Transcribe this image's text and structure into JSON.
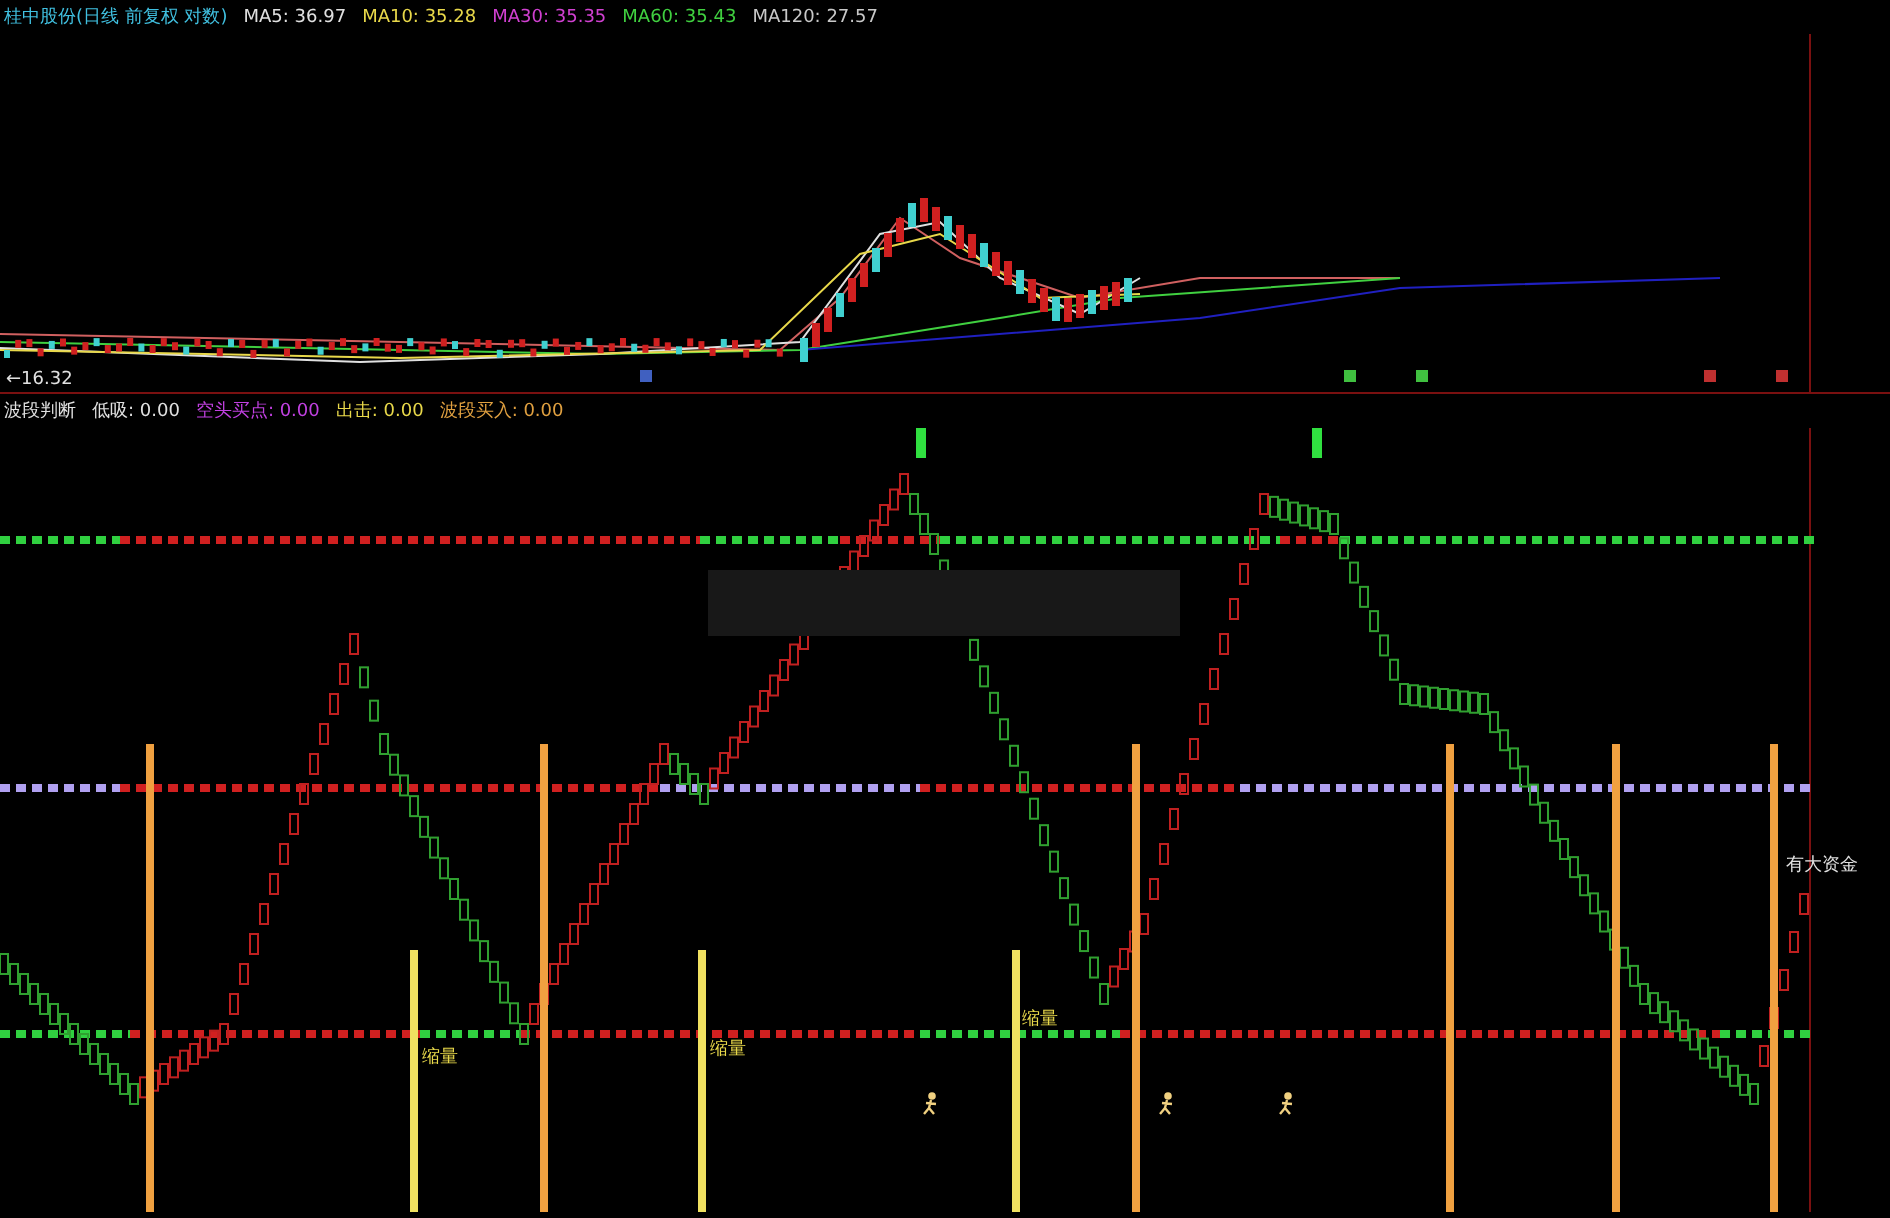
{
  "price_pane": {
    "title": "桂中股份(日线 前复权 对数)",
    "legend": [
      {
        "text": "MA5: 36.97",
        "color": "#e0e0e0"
      },
      {
        "text": "MA10: 35.28",
        "color": "#e8d84a"
      },
      {
        "text": "MA30: 35.35",
        "color": "#d040d0"
      },
      {
        "text": "MA60: 35.43",
        "color": "#40d040"
      },
      {
        "text": "MA120: 27.57",
        "color": "#c8c8c8"
      }
    ],
    "low_label": "←16.32"
  },
  "indicator_pane": {
    "title": "波段判断",
    "legend": [
      {
        "text": "低吸: 0.00",
        "color": "#e0e0e0"
      },
      {
        "text": "空头买点: 0.00",
        "color": "#c040e0"
      },
      {
        "text": "出击: 0.00",
        "color": "#e8d84a"
      },
      {
        "text": "波段买入: 0.00",
        "color": "#e0a040"
      }
    ],
    "labels": [
      {
        "text": "缩量",
        "kind": "volume"
      },
      {
        "text": "缩量",
        "kind": "volume"
      },
      {
        "text": "缩量",
        "kind": "volume"
      },
      {
        "text": "有大资金",
        "kind": "capital"
      }
    ]
  }
}
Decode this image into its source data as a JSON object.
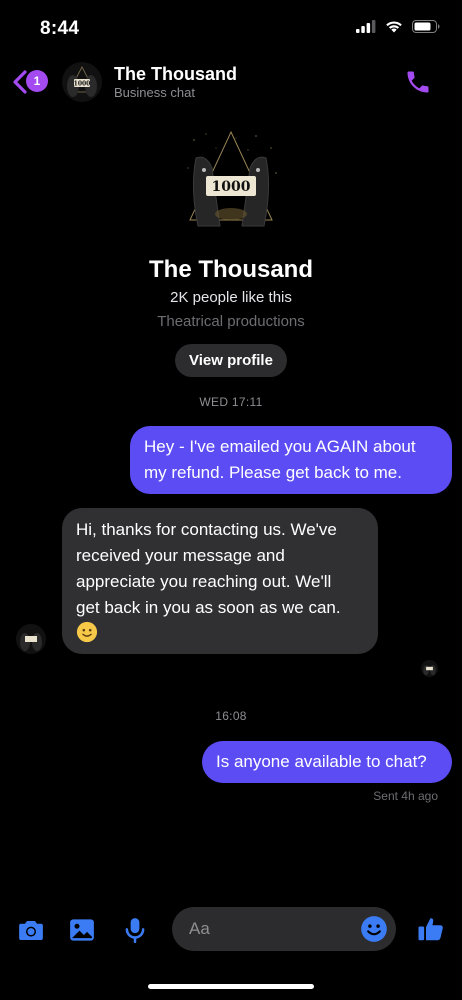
{
  "status_bar": {
    "time": "8:44"
  },
  "header": {
    "unread_count": "1",
    "title": "The Thousand",
    "subtitle": "Business chat",
    "logo_text": "1000"
  },
  "profile": {
    "logo_text": "1000",
    "name": "The Thousand",
    "likes": "2K people like this",
    "category": "Theatrical productions",
    "view_profile_label": "View profile"
  },
  "messages": [
    {
      "timestamp": "WED 17:11"
    },
    {
      "direction": "outgoing",
      "lines": [
        "Hey - I've emailed you AGAIN about",
        "my refund. Please get back to me."
      ]
    },
    {
      "direction": "incoming",
      "lines": [
        "Hi, thanks for contacting us. We've",
        "received your message and",
        "appreciate you reaching out. We'll",
        "get back in you as soon as we can."
      ],
      "emoji": "slightly-smiling-face"
    },
    {
      "timestamp": "16:08"
    },
    {
      "direction": "outgoing",
      "lines": [
        "Is anyone available to chat?"
      ],
      "status": "Sent 4h ago"
    }
  ],
  "composer": {
    "placeholder": "Aa"
  },
  "colors": {
    "accent_purple": "#a34bf0",
    "outgoing_bubble": "#5c4cf3",
    "incoming_bubble": "#303033",
    "composer_blue": "#3b7cf5"
  }
}
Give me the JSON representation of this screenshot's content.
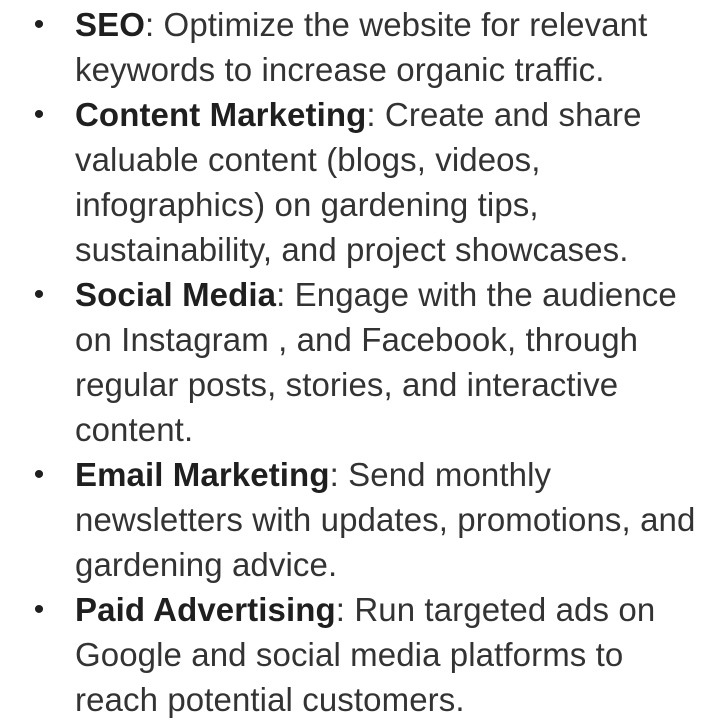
{
  "items": [
    {
      "bullet": "•",
      "term": "SEO",
      "separator": ":",
      "description": " Optimize the website for relevant keywords to increase organic traffic."
    },
    {
      "bullet": "•",
      "term": "Content Marketing",
      "separator": ":",
      "description": " Create and share valuable content (blogs, videos, infographics) on gardening tips, sustainability, and project showcases."
    },
    {
      "bullet": "•",
      "term": "Social Media",
      "separator": ":",
      "description": " Engage with the audience on Instagram , and Facebook, through regular posts, stories, and interactive content."
    },
    {
      "bullet": "•",
      "term": "Email Marketing",
      "separator": ":",
      "description": " Send monthly newsletters with updates, promotions, and gardening advice."
    },
    {
      "bullet": "•",
      "term": "Paid Advertising",
      "separator": ":",
      "description": " Run targeted ads on Google and social media platforms to reach potential customers."
    }
  ]
}
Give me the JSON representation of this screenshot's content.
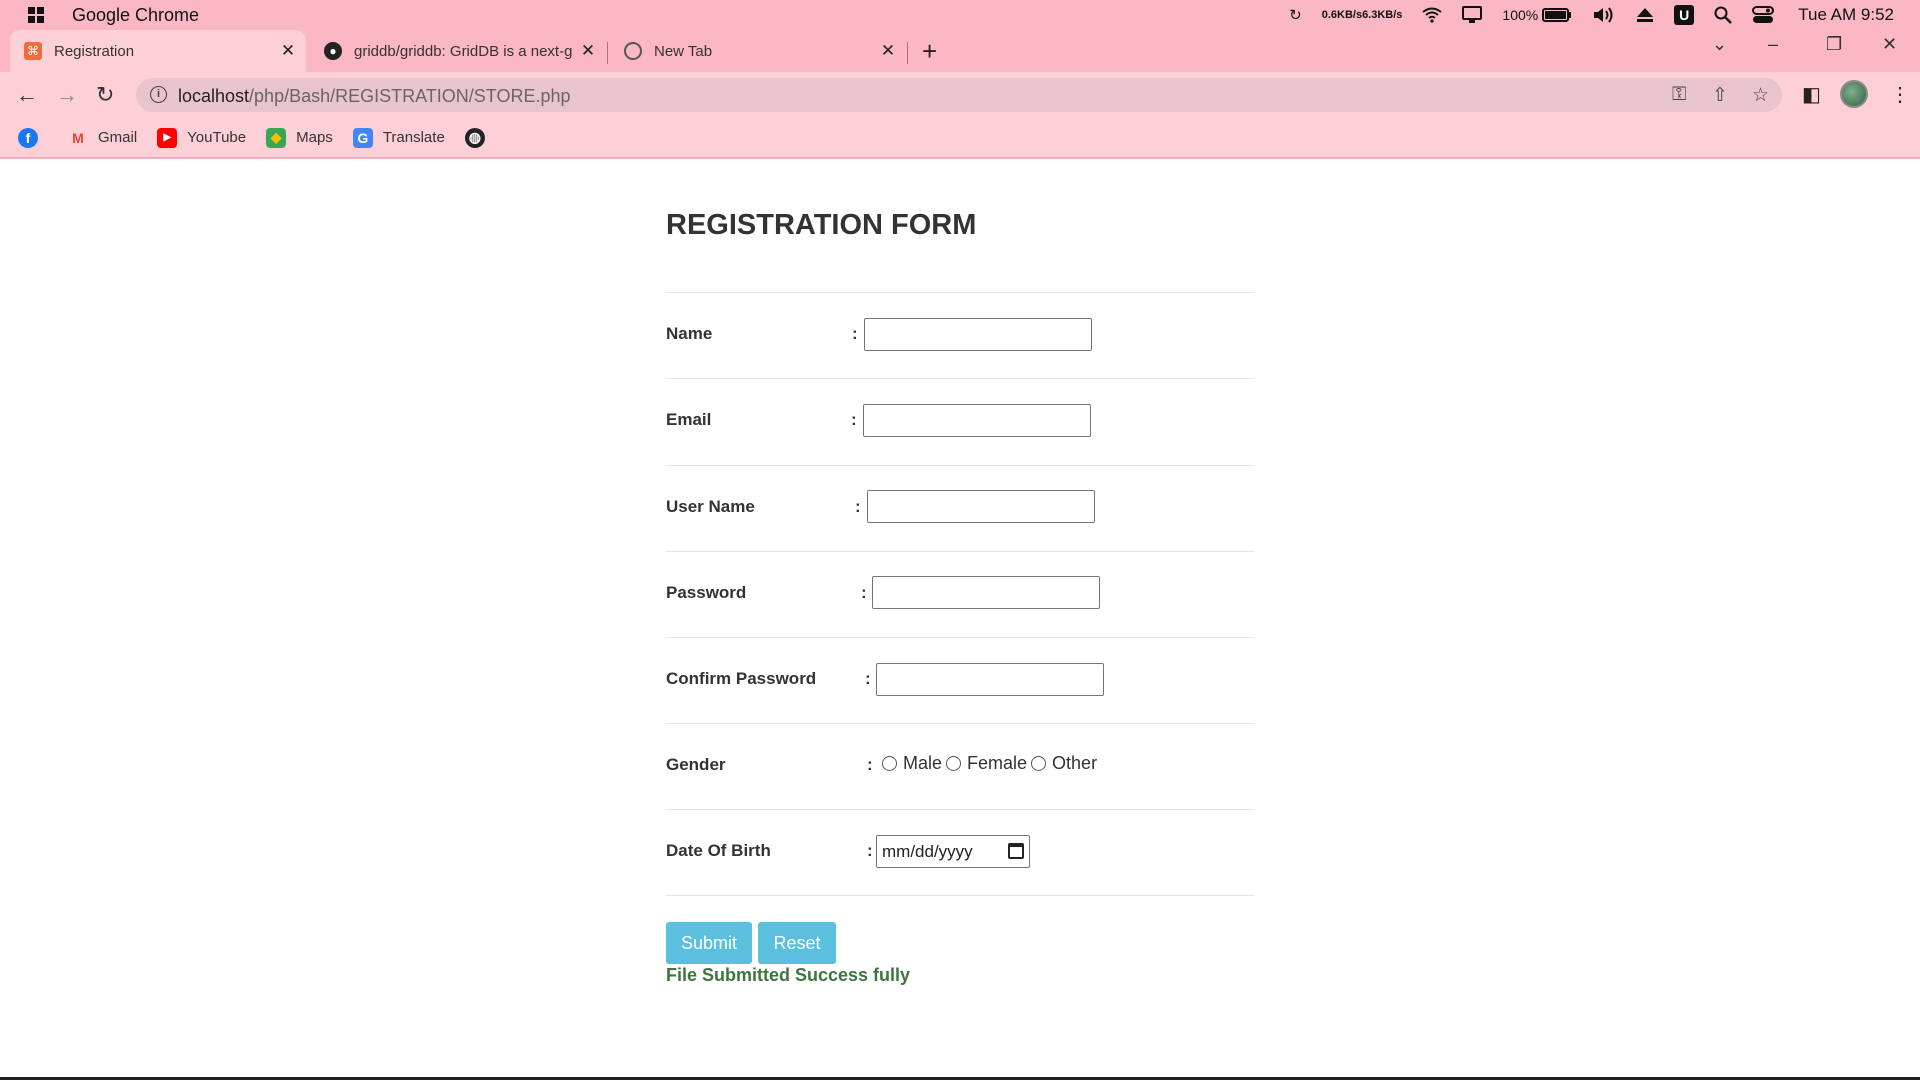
{
  "os": {
    "app_title": "Google Chrome",
    "net_up": "0.6KB/s",
    "net_down": "6.3KB/s",
    "battery": "100%",
    "clock": "Tue AM 9:52",
    "icons": [
      "sync-icon",
      "wifi-icon",
      "display-icon",
      "battery-icon",
      "volume-icon",
      "eject-icon",
      "u-app-icon",
      "search-icon",
      "toggle-icon"
    ]
  },
  "tabs": [
    {
      "label": "Registration",
      "icon": "xampp-icon",
      "active": true
    },
    {
      "label": "griddb/griddb: GridDB is a next-g",
      "icon": "github-icon",
      "active": false
    },
    {
      "label": "New Tab",
      "icon": "chrome-icon",
      "active": false
    }
  ],
  "address": {
    "host": "localhost",
    "path": "/php/Bash/REGISTRATION/STORE.php"
  },
  "bookmarks": [
    {
      "label": "",
      "icon": "facebook-icon"
    },
    {
      "label": "Gmail",
      "icon": "gmail-icon"
    },
    {
      "label": "YouTube",
      "icon": "youtube-icon"
    },
    {
      "label": "Maps",
      "icon": "maps-icon"
    },
    {
      "label": "Translate",
      "icon": "translate-icon"
    },
    {
      "label": "",
      "icon": "globe-icon"
    }
  ],
  "form": {
    "title": "REGISTRATION FORM",
    "colon": ":",
    "fields": {
      "name": {
        "label": "Name",
        "value": ""
      },
      "email": {
        "label": "Email",
        "value": ""
      },
      "username": {
        "label": "User Name",
        "value": ""
      },
      "password": {
        "label": "Password",
        "value": ""
      },
      "confirm": {
        "label": "Confirm Password",
        "value": ""
      },
      "gender": {
        "label": "Gender",
        "options": [
          "Male",
          "Female",
          "Other"
        ]
      },
      "dob": {
        "label": "Date Of Birth",
        "placeholder": "mm/dd/yyyy"
      }
    },
    "submit_label": "Submit",
    "reset_label": "Reset",
    "status_message": "File Submitted Success fully",
    "status_color": "#3c763d",
    "button_color": "#5bc0de"
  },
  "colors": {
    "chrome_bg": "#fbb7c3",
    "toolbar_bg": "#fdd0d8"
  }
}
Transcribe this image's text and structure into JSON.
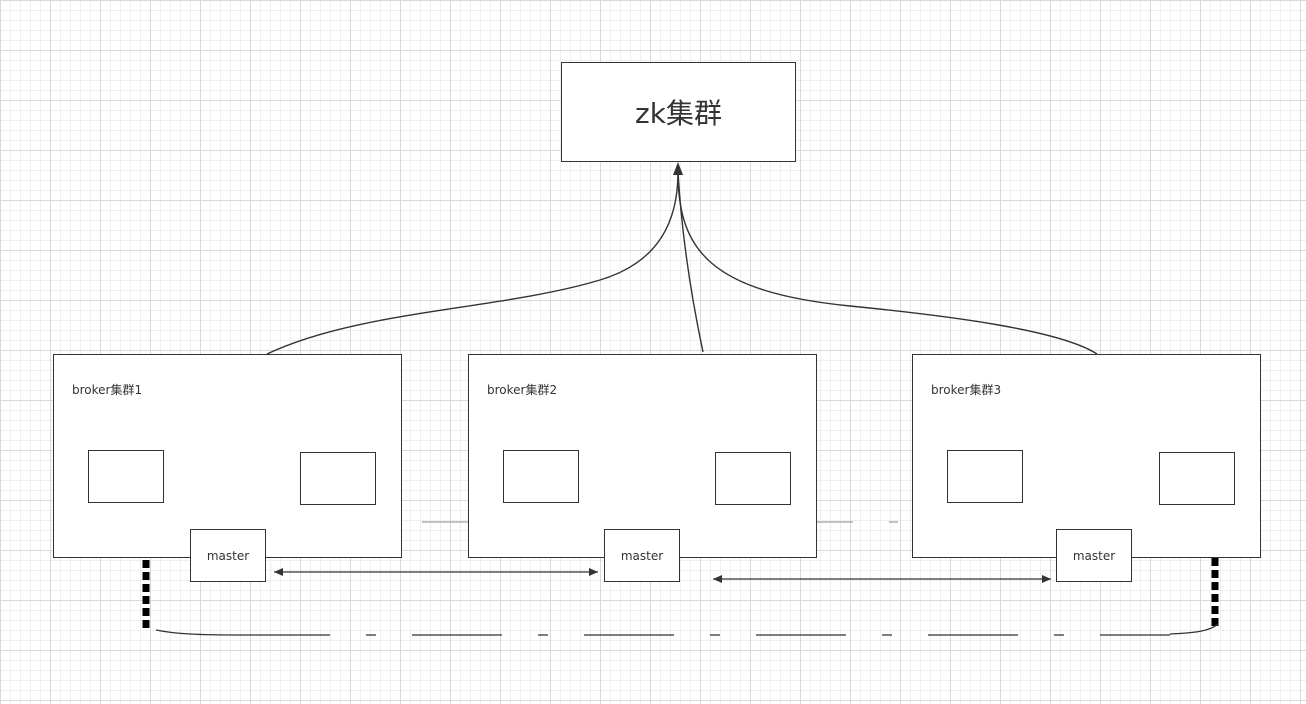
{
  "zk": {
    "label": "zk集群"
  },
  "brokers": [
    {
      "label": "broker集群1",
      "master": "master"
    },
    {
      "label": "broker集群2",
      "master": "master"
    },
    {
      "label": "broker集群3",
      "master": "master"
    }
  ]
}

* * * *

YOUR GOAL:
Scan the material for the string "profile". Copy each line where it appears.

RESPONSE TO THIS EXERCISE:
  "profile": {
    "view_profile_label": "View profile"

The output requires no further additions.